**EXERCISE BRIEF**:
The answer should be each line of the records that contains the word "message"; please copy them all.

**INPUT MATERIAL**:
.....

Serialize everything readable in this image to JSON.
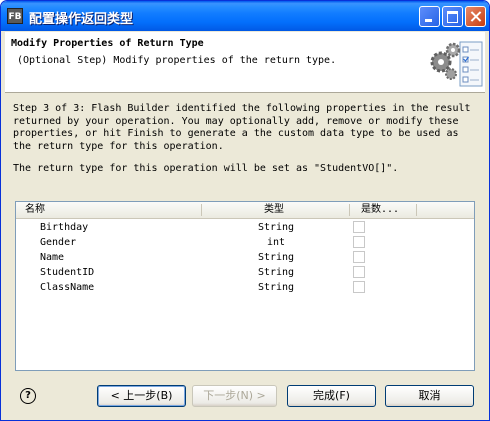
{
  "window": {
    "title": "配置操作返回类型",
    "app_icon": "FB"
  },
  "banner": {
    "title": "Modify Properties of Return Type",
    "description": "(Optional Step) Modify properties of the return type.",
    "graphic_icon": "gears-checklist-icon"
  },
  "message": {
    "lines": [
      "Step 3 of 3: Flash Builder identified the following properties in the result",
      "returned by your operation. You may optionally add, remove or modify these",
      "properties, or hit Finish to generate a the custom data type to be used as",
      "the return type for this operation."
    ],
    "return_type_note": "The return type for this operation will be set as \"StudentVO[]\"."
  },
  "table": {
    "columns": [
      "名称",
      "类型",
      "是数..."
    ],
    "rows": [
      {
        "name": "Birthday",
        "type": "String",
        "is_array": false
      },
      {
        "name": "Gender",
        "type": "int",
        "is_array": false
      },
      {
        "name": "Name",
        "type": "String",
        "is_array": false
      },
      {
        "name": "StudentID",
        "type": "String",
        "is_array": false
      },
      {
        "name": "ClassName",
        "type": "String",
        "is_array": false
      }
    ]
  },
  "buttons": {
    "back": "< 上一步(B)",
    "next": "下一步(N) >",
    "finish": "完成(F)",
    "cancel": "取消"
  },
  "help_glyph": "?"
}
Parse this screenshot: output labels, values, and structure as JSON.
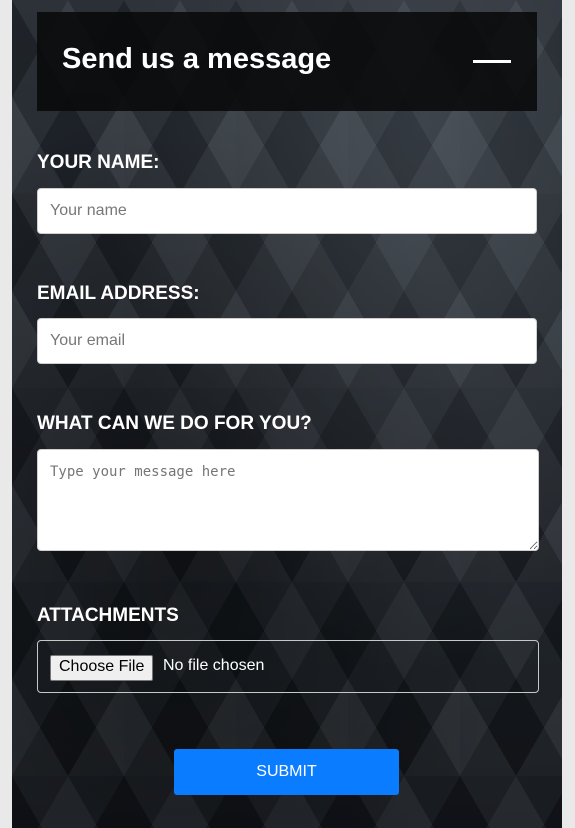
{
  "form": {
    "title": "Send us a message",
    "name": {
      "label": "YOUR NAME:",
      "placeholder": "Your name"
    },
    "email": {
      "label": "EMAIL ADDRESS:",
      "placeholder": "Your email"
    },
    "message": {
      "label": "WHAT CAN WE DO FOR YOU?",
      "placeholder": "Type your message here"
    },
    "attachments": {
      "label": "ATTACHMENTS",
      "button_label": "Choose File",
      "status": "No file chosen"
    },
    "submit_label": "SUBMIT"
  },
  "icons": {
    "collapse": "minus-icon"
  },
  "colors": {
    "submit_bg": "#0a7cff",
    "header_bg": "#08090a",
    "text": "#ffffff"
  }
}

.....

**WRITTEN ANSWER**:
  "message": {
    "title": "Send us a message",
    "message": {
      "placeholder": "Type your message here"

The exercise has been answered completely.